Stem Cell Mobilization by G-CSF Post Myocardial Infarction to Promote Myocyte Repair
|The safety and scientific validity of this study is the responsibility of the study sponsor and investigators. Listing a study does not mean it has been evaluated by the U.S. Federal Government. Read our disclaimer for details.|
|ClinicalTrials.gov Identifier: NCT00394498|
Recruitment Status : Unknown
Verified October 2006 by University of Ottawa.
Recruitment status was: Recruiting
First Posted : November 1, 2006
Last Update Posted : November 1, 2006
Eighty-six patients with heart attacks will be identified at our hospital. Post heart attack we will assess heart function, blood flow to the heart, and heart cell function. We will assess these parameters using nuclear cardiology scans that are used in everyday cardiology practice. The patients will then be divided into 2 groups. One group will receive a medication called G-CSF and the other group will receive a placebo. We will give this drug (1-2ml) for 4 days beneath the skin. We will take the patients blood during this time and measure how the drug affected their blood. The patients will all have the nuclear cardiology tests again in 6 weeks and 6 months to see how their heart is functioning. As well, they will have a six month angiogram. All the patients will otherwise receive optimal care from their Cardiologist. They will be seen at 6, 12, 24, and 52 weeks to assess them clinically.
This study will test the effects of G-CSF on the heart function of patients who have had a heart attack. It is a medication that that has been shown in an animal model to improve heart function after a heart attack. It is a medication that has been used for many years to treat patients with cancers and to increase the number of cells donated by healthy bone marrow donors. It has no serious side effects. It works by increasing the number of a person’s own stem cells in the blood. Stem cells are special cells that are present in our bodies that have the ability to form new cells. It had been thought that the heart could not make new cells after it has been damaged. Other investigators have shown that this might not be the case. It is now thought that after an injury, stem cells from the bone marrow can transform into cells of the injured tissue. Therefore, we are trying to increase the number of stem cells in the circulation with G-CSF so as to increase repair in the heart after it has been damaged.

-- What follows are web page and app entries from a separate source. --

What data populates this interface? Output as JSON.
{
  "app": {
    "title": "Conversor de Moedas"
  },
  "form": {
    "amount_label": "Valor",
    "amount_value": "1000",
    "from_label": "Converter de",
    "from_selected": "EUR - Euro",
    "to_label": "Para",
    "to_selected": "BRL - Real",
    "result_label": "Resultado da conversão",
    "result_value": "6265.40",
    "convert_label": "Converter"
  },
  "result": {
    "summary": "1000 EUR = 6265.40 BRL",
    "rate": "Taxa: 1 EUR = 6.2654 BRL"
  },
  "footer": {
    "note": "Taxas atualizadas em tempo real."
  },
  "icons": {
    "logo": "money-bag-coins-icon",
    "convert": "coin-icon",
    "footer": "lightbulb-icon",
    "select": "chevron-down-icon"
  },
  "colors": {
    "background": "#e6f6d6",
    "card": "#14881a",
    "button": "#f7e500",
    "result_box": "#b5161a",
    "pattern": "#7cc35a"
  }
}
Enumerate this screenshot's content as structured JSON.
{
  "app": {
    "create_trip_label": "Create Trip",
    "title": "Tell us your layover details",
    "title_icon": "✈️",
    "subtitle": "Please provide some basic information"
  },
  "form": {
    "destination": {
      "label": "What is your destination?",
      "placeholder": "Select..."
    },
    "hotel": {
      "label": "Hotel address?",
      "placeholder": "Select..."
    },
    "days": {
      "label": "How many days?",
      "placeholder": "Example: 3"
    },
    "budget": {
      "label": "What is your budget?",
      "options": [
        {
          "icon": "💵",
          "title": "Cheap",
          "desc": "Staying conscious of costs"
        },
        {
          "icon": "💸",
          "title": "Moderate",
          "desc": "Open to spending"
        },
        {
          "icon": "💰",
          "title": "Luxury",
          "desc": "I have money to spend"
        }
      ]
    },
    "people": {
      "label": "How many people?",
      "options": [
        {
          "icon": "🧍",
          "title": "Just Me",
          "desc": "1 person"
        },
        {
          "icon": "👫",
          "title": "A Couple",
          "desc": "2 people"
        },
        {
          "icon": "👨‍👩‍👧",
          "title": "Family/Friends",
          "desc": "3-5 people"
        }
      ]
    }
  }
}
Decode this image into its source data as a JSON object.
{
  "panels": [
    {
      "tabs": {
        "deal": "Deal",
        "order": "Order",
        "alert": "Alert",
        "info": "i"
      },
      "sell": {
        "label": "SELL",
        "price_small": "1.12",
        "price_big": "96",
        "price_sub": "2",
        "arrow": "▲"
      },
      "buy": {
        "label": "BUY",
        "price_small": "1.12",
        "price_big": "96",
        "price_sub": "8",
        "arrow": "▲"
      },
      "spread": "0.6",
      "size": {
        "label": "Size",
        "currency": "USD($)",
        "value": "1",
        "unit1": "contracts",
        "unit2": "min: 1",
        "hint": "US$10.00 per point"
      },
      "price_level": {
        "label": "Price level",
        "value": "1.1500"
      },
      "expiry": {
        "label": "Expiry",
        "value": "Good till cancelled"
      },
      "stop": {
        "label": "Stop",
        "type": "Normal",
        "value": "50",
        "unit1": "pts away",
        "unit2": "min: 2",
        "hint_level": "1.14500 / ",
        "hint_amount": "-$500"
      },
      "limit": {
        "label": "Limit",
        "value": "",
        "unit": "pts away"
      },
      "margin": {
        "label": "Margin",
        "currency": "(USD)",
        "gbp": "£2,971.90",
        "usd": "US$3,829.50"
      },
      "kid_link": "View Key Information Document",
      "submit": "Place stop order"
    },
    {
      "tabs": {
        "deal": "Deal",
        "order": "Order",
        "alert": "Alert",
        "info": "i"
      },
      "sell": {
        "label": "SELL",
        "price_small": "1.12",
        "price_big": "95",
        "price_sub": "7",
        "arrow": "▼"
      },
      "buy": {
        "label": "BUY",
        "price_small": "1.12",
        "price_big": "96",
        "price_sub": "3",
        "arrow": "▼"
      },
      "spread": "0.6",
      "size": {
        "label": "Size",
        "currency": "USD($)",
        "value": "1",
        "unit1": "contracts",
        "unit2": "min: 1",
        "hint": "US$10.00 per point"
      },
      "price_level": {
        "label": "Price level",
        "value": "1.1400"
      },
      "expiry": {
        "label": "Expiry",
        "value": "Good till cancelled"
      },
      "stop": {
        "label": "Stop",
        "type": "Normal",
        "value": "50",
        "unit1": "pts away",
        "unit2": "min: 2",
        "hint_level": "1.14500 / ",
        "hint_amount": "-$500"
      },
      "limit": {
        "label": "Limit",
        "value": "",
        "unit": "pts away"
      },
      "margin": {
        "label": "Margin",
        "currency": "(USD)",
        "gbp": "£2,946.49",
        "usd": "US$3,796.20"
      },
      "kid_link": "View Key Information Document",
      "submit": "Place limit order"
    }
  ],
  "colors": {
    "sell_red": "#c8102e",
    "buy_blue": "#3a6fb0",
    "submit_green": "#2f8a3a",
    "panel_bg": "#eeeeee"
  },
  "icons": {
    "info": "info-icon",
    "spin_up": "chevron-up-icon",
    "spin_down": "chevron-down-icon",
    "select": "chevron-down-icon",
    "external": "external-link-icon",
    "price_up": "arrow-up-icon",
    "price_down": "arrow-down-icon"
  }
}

This strategy has never been tried in human beings and if successful could greatly reduce death and suffering from heart disease.
|Condition or disease||Intervention/treatment||Phase|
|Myocardial Infarction||Drug: Granulocyte Colony Stimulating Factor||Phase 2 Phase 3|
|Study Type :||Interventional (Clinical Trial)|
|Enrollment :||86 participants|
|Intervention Model:||Single Group Assignment|
|Official Title:||Stem Cell Mobilization by G-CSF by Granulocyte Colony Stimulating Factor Post Myocardial Infarction to Promote Myocyte Repair|
|Study Start Date :||September 2005|
|Study Completion Date :||October 2006|
- 6 month Left ventricular ejection fraction
- 6 week left ventricular ejection fraction
- 6 week myocardial FDG-PET uptake
- 6 week myocardial Ammonia-PET perfusion
- 6 week/month left ventricular diastolic volume
- 6 week/month left ventricular systolic volume
To learn more about this study, you or your doctor may contact the study research staff using the contact information provided by the sponsor.
Please refer to this study by its ClinicalTrials.gov identifier (NCT number): NCT00394498
|Contact: Chris A Glover, MDemail@example.com|
|University of Ottawa Heart Institute||Recruiting|
|Ottawa, Ontario, Canada, K1Y 4W7|
|Principal Investigator:||Chris A Glover, MD||Ottawa Heart Institute Research Corporation|